Karen Collinson of Adlington, Chorley, was diagnosed with grade 3C low-grade serous adenocarcinoma of the ovary and peritoneum at the age of 47.
While ovarian cancer typically isn’t found through cervical screening, for Karen an unusual Pap smear was the first indication that something might be wrong. In 2008 her Pap smear found microscopic calcifications called psammoma bodies. She was told that they weren’t cancerous, but they could indicate cancer elsewhere. Her CA-125 at the time was 13 and an ultrasound showed no signs of ovarian cancer.
In 2012, her Pap smear showed psammoma bodies again, and while her CA-125 had risen to 30, it was still within what’s considered a normal range. However, she had also noticed that she was needing to urinate more frequently and was feeling more tired than usual – which can be symptoms of ovarian cancer.
“This time they consulted a cancer surgeon,” Karen said. “The scans showed nothing but as I was 47 they decided because I was perimenopausal anyway to do a hysterectomy. This is when they found the cancer. Like little grains of sand peppered all over my abdomen, ovaries, omentum, etc. I was petrified to say the least.”
Karen was put on the aromatase inhibitor Anastrozole, and told the cancer would likely recur. “It was traumatising and it stays with me to this day.” “There’s always the question will it come back that hangs over your head but I’ve been lucky to be clear for 10 years.”

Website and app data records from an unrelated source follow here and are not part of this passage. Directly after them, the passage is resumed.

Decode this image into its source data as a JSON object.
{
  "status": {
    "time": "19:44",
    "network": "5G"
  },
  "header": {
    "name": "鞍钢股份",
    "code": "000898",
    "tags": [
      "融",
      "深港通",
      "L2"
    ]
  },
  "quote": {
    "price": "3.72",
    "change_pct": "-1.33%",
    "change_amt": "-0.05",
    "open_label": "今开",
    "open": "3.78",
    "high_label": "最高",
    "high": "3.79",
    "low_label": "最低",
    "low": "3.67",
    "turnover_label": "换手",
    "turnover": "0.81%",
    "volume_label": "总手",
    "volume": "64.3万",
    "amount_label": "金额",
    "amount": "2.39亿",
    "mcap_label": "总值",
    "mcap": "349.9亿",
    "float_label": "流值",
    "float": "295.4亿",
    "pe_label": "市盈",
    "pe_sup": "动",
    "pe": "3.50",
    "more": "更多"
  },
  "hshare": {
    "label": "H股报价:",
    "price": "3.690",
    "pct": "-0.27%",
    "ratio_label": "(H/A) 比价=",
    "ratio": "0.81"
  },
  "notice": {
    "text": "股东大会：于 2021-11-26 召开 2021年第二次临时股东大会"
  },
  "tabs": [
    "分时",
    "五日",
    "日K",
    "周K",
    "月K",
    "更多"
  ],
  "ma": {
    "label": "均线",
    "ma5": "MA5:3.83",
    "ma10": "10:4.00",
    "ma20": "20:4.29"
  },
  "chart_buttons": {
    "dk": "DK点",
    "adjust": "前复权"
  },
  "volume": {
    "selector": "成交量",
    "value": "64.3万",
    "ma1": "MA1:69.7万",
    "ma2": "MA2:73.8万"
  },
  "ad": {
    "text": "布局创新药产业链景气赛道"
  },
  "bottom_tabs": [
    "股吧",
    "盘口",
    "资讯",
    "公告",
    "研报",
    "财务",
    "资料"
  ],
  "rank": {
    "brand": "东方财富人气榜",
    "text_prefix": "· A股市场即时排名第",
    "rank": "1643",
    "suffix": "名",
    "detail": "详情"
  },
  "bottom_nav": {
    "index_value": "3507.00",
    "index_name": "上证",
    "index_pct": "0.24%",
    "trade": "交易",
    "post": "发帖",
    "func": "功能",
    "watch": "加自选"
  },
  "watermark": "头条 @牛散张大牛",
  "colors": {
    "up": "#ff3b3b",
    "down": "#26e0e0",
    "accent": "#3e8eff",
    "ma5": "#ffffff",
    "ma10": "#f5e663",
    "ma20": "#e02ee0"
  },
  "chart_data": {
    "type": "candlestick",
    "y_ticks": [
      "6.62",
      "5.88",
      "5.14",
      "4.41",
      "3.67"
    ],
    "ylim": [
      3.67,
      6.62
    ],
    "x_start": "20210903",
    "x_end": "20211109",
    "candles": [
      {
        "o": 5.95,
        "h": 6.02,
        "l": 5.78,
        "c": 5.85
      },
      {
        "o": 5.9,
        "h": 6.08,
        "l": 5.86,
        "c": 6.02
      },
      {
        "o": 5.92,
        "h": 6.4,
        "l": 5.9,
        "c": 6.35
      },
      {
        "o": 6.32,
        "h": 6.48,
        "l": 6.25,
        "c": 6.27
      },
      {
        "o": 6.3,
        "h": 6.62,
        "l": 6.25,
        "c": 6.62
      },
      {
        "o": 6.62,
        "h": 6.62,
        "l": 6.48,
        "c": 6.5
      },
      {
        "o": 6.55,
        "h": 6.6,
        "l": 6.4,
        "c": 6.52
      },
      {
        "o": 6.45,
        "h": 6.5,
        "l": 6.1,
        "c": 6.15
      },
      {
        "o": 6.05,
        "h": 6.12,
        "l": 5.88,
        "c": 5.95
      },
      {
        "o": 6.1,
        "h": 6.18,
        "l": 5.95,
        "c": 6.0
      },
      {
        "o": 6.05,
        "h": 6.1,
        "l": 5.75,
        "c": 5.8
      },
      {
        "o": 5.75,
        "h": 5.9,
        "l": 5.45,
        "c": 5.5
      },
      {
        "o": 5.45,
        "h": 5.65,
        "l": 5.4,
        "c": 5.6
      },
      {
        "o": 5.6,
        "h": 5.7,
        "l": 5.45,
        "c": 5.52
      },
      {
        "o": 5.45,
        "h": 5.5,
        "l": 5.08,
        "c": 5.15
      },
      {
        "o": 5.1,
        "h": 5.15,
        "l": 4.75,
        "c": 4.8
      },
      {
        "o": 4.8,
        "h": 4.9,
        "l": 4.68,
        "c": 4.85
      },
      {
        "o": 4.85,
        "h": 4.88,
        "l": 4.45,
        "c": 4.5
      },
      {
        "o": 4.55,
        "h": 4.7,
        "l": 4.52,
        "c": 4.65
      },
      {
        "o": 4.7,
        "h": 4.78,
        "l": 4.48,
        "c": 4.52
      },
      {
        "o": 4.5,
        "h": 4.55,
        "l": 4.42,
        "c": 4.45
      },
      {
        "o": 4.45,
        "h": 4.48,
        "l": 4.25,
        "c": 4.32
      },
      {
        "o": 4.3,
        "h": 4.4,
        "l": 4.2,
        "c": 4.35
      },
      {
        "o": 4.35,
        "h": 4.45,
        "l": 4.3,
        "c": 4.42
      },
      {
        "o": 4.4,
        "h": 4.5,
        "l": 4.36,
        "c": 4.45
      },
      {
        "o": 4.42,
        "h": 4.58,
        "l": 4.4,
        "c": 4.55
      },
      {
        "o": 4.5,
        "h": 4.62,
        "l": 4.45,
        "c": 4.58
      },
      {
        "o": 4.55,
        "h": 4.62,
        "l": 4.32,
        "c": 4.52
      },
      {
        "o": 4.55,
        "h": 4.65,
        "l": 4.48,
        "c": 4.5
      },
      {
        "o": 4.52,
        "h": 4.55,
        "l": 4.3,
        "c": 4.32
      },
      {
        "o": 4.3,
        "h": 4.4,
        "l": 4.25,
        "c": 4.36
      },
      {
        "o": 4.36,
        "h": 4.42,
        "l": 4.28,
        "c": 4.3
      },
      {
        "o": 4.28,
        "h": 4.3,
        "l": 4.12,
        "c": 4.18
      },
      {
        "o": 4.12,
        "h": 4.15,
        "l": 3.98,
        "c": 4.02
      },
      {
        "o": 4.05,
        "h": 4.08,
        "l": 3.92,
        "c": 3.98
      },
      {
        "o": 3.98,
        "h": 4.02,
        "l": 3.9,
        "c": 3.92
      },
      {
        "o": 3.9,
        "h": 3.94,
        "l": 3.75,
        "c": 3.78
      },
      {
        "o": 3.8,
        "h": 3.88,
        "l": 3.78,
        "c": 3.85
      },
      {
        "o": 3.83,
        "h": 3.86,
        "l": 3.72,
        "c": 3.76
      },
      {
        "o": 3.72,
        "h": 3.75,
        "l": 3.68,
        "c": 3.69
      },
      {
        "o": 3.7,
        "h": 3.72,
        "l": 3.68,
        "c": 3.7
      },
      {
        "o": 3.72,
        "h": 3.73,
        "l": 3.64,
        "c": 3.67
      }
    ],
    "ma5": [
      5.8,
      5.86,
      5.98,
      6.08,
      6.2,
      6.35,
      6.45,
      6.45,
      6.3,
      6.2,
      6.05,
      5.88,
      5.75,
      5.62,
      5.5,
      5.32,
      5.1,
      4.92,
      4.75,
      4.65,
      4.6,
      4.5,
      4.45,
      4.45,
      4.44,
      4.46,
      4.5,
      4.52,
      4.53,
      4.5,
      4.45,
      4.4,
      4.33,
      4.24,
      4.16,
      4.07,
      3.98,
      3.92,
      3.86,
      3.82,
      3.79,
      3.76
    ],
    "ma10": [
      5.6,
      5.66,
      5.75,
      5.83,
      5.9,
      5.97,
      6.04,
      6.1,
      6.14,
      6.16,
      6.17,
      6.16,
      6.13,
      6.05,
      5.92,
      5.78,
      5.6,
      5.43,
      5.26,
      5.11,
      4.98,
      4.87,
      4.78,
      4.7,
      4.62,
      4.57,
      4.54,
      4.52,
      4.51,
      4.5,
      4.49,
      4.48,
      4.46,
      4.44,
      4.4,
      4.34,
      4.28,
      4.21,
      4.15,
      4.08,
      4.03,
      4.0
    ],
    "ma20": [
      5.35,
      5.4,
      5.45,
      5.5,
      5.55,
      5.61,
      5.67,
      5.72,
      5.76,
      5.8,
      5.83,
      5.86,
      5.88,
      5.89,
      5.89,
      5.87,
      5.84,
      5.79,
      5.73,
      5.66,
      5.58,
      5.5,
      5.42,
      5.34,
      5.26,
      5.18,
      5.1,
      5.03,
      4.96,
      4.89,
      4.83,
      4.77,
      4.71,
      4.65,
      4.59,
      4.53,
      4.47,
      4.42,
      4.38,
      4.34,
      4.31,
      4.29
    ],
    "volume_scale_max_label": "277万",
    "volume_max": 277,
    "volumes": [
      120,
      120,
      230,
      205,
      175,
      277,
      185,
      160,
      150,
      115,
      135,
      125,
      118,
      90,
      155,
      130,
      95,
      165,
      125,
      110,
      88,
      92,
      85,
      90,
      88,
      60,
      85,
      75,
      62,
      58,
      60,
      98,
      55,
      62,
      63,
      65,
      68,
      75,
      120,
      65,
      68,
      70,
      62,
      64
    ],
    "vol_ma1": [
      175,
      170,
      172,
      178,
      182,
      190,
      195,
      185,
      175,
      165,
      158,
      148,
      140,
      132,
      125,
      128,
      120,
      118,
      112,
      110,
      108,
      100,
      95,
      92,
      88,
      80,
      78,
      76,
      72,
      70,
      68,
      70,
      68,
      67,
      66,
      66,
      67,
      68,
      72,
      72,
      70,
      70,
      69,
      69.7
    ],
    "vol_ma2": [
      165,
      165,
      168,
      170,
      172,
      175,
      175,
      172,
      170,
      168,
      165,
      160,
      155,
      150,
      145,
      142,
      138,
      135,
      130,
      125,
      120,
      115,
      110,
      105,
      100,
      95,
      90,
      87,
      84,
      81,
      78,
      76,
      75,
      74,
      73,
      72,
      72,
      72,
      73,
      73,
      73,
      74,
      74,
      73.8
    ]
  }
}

“My message to people is, if you feel anything out of the ordinary, get checked.”